It’s said that there are only seven plots. If so, who’s sleeping with whose husband/wife/SO must be at least two of them. The details of such assignations are revealed late in “Multiple Family Dwelling,” but the vibes are unmistakable right from the start. James Hindman’s admirable one-act rom-dram about two millennial couples is world-premiering at New Jersey Repertory Company.

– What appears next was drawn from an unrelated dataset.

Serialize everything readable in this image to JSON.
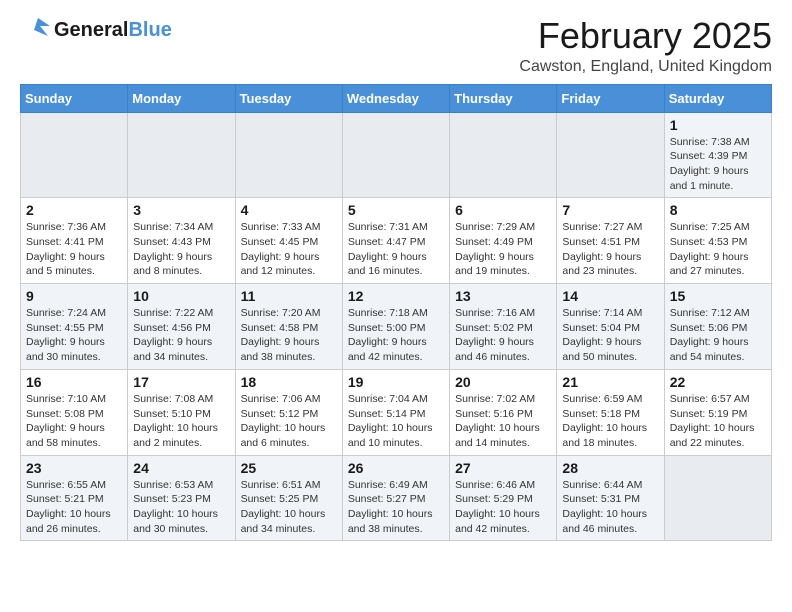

The adult fun (and not so much) starts at the end of eight-year old Olivia’s birthday party. Hosts Kelly (Maria Couch) and James (Dustin Charles) have offered Kelly’s long-time friend Tia (Dana Brooke) and her fiancé Stuart (Jared Michael Delaney) a good deal on the second floor of their intended-investment house, after evicting a rent-delinquent tenant to create the vacancy.
As it turns out, the upstairs is smelly, the neighborhood is iffy and the friendships are shaky, becoming progressively more so as transgressions, past and present, are revealed, first as hints and finally as cold fact. That progression is credibly written, smoothly directed (by Alan Souza) and naturally acted. The revelations may come as a surprise to the characters (and to the audience), but after-the-fact it couldn’t have been any other way.
The couples are opposite types. James and Kelly are professionals (she’s a newscaster); Tia is a hairdresser and Stuart’s a mechanic. Their concerns, however, are similar: comfortable living quarters, financial security, honesty and faithfulness to one another – same as you and me. And, like many of us, there’s an elephant in the room. Theirs is one David Shaw, both women’s high school crush, who’s still around, to the consternation of the men. (Mr. Shaw doesn’t appear, but his presence is felt.)
The acting is uniformly excellent. James is controlled until he’s not, while Stuart’s trajectory is the reverse. Both Mr. Charles and Mr. Delaney navigate those paths skillfully. Ms. Couch and Ms. Brooke are really in touch with Kelly and Tia; watching their scenes together (written and directed by men, btw) is like sneaky eavesdropping
In the course of the play’s 90 minutes, the tale of affairs among the four (and good ol’ Shaw) gets murkier and murkier until a combination of outing and confession clears things up and life goes on with newly acquired clarity and confidence. At least playwright Souza’s ending, which goes on way too long (a significant flaw), would have us believe that. The truth will set you free? Maybe. And maybe James and Kelly and Tia and Stuart will stay friends, (if not housemates). One can hope.
Through April 9 at New Jersey Rep, 179 Broadway, Long Branch. Thurs & Fri at 8PM; Sat at 3 & 8; Sun at 2PM. For tickets ($45): 732-229-3166 or online at www.njrep.org